Wednesday’s attack on Republican members of Congress by a gun-wielding Bernie Sanders supporter was an occasion to wonder what we have come to when political differences are seen as grounds for killing. What we have come to, in fact, is the place we have always been. Our history is spattered with the blood of people targeted for political reasons.
It is an audacious person who would stake her reputation, if not her immortal soul, on Trump’s veracity. Years from now, people will have forgotten much about the scandal surrounding the president right now. But Sanders’ risible assertion is built to live on as an example of taking mendacity too far. If she lives to be 100, her obituary will quote that sentence.
What do the directors of the Transportation Security Administration, the Drug Enforcement Administration, the Bureau of Alcohol, Tobacco, Firearms and Explosives and the FBI have in common? Easy question, you may think: They are all important law enforcement officials with roles in combating terrorism.
Donald Trump’s chief argument for withdrawing from the Paris climate accord is that it would destroy jobs, stifle growth, cause electricity blackouts and raise energy prices to ruinous levels.
Under the best of circumstances, impeachment is a national trauma with lasting consequences, for good or ill. Trump made it to the White House because the nation was so divided. If he is removed, it should be because the nation is united.
Losing pitcher Jon Lester was disgusted by the umpire’s ruling. “Baseball has been played for over 100 years the exact same way, and now we’re trying to change everything and make it soft,” he groused. “We’re out there playing with a bunch of pansies right now.”
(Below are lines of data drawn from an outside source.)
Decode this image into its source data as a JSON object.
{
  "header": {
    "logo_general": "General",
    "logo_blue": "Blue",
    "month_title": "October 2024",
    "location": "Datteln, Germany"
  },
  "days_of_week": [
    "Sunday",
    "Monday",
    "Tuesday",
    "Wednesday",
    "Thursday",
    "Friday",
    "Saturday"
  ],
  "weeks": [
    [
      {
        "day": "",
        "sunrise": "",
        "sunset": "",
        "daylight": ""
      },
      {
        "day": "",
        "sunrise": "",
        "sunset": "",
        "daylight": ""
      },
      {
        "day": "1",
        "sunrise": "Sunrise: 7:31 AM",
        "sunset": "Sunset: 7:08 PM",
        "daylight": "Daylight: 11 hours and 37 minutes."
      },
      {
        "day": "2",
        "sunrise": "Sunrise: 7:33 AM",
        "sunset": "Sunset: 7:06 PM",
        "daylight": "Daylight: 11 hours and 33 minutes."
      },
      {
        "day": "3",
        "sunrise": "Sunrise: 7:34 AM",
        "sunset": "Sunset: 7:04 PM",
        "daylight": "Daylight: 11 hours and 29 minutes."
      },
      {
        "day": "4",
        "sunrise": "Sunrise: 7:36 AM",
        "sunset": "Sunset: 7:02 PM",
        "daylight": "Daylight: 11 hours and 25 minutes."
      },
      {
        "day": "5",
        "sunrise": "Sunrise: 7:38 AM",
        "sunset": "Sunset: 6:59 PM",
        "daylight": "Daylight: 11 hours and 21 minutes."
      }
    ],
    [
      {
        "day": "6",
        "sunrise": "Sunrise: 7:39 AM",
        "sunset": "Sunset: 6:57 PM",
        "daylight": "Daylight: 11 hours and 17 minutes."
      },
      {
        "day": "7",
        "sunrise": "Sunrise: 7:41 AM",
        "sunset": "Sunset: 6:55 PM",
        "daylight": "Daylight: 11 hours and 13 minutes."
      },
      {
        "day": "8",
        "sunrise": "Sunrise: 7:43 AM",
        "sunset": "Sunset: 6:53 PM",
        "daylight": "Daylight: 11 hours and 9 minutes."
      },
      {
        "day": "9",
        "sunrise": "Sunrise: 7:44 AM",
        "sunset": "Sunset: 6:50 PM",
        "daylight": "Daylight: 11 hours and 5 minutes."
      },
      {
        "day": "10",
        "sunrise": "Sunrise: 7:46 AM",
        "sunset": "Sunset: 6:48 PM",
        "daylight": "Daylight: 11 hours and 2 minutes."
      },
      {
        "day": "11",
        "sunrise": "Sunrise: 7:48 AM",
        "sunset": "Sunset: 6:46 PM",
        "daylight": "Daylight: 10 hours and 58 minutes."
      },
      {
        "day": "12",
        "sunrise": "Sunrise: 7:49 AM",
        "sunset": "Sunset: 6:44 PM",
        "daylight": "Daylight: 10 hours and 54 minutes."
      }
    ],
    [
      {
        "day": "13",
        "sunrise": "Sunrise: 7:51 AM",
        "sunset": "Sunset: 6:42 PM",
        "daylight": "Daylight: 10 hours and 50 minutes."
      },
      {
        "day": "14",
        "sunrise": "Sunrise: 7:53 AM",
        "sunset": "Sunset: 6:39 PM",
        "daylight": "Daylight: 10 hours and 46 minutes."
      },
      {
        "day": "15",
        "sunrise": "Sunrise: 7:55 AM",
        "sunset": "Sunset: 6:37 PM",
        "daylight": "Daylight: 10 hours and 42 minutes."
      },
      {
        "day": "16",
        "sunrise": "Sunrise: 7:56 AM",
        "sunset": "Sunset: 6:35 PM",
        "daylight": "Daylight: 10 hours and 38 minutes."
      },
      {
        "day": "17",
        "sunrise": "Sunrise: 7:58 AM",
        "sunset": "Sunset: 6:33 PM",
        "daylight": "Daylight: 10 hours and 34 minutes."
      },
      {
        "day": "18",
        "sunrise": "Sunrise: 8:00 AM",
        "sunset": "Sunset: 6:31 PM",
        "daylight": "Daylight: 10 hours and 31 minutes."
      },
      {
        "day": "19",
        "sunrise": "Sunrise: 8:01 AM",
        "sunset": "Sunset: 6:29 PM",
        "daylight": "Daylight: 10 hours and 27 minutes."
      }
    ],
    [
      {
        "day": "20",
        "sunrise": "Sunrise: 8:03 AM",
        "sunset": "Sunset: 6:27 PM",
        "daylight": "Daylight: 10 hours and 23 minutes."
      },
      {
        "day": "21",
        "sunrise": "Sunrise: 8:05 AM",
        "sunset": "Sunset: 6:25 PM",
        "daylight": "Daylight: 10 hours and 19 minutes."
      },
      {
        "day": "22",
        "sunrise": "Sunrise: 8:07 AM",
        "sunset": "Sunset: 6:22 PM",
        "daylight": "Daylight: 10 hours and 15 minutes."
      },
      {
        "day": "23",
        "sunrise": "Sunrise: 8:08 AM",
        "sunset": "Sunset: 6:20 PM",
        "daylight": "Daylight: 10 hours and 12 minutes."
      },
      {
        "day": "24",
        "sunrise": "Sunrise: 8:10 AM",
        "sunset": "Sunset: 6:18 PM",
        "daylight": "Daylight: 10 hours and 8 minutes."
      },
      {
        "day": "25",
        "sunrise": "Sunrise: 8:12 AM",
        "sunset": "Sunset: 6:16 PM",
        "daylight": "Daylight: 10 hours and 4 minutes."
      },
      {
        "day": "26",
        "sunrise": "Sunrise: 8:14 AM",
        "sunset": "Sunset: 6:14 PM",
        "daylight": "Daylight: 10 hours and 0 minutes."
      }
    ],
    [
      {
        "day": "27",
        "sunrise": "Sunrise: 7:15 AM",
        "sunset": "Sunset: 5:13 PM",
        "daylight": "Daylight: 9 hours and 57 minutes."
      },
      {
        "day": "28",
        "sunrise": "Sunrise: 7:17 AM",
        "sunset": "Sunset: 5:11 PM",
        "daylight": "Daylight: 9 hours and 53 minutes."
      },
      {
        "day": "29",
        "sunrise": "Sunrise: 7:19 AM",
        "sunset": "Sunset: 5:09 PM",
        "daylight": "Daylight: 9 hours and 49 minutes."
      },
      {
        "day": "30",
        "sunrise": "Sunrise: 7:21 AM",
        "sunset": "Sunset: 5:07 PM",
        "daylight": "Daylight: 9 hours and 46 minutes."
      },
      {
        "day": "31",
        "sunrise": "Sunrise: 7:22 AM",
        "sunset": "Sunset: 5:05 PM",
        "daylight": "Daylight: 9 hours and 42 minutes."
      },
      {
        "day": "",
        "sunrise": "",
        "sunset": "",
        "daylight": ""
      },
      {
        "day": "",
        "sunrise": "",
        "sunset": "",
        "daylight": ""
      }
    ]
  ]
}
The other day, Rep. Tom MacArthur, R-N.J., held a town hall meeting where constituents grilled him about his role in passing the American Health Care Act. When he claimed the insurance market is “collapsing,” a chant went up: “Single-payer, single-payer!”
Among Donald Trump’s many shortcomings are the vast amount of history he doesn’t know and the little he does. Perhaps someone told him that when Richard Nixon faced an unwelcome investigation, he fired the investigator.
In the executive order he signed Thursday titled “Promoting Free Speech and Religious Liberty,” Donald Trump had a rare opportunity to pursue a small yet significant change that would have accomplished both of his stated purposes. Instead, he ceremoniously unveiled a heaping platter of nothingburgers.
Addiction to opioids is hazardous to your health. To most people, this may sound like an obvious and inescapable reality. If your chief priority is staying cool, the thinking goes, you don’t move to Phoenix. If you really want to stay alive, you don’t use heroin. But humans have created innumerable places in Phoenix where it’s possible to minimize personal contact with searing heat.
UC Berkeley is an exceptional institution whose history includes the 1964-65 protests that gained fame as the Free Speech Movement. Long known as a hotbed of left-wing activism, it has lately gained attention as a place where right-wingers venture at their peril. In February, the administration abruptly called off a talk by then-Breitbart News troll Milo Yiannopoulos after protesters threw stones and firebombs and smashed windows.